IMHO, once your able to fight Perl's regex (or AU3's syntax) you're entitled to swap to them.
I wouldn't feel happy to explain a perfect noob that this ---> .
is a valid argument in AHK.
Why not KISS*
Not to miss the subject completly. As long as you can trigger the command line within AHK you can use third party tools like grep
* keep it stupid simple
What Is grep?
Grep is a tool that originated from the UNIX world during the 1970's. It can search through files and folders (directories in UNIX) and check which lines in those files match a given regular expression. Grep will output the filenames and the line numbers or the actual lines that matched the regular expression. All in all a very useful tool for locating information stored anywhere on your computer, even (or especially) if you do not really know where to look.
Grep's Regex Engine
Most versions of grep use a regex-directed engine, like the regex flavors discussed in the regex tutorial on this website . However, grep does not support all the fancy regex features that modern regex flavors support. Usually, support is limited to character classes (no shorthands), the dot, the start and end of line anchors, alternation with the vertical bar, and greedy repetition with the question mark, star and plus. Depending on the version you have, you may need to escape the question mark, plus and vertical bar to give them their special meaning. Originally, grep did not support these metacharacters. They are usually still treated as literal characters when unescaped, for backward compatibility.

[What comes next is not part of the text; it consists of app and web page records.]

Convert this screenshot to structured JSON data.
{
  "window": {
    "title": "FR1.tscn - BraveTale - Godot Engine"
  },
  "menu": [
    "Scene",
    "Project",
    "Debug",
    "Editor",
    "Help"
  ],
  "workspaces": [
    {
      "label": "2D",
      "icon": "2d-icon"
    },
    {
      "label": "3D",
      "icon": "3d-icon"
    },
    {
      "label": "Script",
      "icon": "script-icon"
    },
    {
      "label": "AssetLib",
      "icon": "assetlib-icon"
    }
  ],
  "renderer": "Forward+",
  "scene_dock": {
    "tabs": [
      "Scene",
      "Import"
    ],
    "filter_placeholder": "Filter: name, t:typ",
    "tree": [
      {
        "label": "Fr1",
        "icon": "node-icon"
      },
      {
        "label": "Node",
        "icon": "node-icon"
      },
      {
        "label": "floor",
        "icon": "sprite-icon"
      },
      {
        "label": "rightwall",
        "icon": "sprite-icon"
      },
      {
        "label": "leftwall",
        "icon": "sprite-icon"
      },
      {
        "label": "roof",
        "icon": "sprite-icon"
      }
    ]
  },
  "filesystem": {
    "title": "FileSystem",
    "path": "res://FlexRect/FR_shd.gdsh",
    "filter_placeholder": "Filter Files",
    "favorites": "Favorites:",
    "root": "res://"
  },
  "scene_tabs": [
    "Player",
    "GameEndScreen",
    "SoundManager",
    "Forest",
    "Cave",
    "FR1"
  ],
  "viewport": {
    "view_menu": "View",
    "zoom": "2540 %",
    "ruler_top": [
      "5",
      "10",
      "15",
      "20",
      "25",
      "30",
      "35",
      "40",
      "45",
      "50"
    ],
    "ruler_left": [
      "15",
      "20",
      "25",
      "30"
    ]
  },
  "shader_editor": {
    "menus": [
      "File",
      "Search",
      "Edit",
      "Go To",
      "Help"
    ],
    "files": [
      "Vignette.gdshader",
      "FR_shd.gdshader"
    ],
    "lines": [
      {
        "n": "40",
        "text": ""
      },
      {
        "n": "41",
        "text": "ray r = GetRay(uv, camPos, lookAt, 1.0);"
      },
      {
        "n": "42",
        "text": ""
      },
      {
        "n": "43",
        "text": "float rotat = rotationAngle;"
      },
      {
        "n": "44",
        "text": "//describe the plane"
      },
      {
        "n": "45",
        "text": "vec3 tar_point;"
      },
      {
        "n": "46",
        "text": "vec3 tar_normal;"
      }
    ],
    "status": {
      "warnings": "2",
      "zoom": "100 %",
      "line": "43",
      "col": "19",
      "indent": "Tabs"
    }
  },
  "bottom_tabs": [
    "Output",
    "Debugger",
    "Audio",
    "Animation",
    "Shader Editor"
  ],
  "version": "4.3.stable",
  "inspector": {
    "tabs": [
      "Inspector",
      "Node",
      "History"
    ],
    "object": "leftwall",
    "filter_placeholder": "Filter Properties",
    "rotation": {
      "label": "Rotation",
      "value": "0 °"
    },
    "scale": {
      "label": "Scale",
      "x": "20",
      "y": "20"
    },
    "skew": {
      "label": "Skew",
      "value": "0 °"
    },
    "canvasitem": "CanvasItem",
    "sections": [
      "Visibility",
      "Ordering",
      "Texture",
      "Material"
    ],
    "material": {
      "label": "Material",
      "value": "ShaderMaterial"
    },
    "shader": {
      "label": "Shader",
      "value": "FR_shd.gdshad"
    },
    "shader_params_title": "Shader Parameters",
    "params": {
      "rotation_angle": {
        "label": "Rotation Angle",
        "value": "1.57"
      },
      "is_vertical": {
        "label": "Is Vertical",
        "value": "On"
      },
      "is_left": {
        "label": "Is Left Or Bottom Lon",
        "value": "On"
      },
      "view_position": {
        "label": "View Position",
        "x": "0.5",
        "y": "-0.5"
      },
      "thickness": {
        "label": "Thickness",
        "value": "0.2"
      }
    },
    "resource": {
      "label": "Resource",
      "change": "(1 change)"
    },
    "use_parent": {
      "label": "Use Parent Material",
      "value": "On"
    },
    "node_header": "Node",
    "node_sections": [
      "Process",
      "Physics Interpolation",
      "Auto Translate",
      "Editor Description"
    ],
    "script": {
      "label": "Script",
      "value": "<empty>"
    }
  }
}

An enhanced version of grep is called egrep. It uses a text-directed engine. Since neither grep nor egrep support any of the special features like backreferences, lazy repetition, or lookaround, and because grep and egrep only indicate whether a match was found on a particular line or not, this distinction does not matter, except that the text-directed engine is faster.
GNU grep, the most popular version of grep on Linux, uses both a text-directed and a regex-directed engine. If you use advanced features like backreferences, which GNU grep supports (but not traditional grep and egrep), it will use the regex-directed engine. Otherwise, it uses the faster text-directed engine. Again, for the tasks that grep is designed for, this does not matter to you, the user.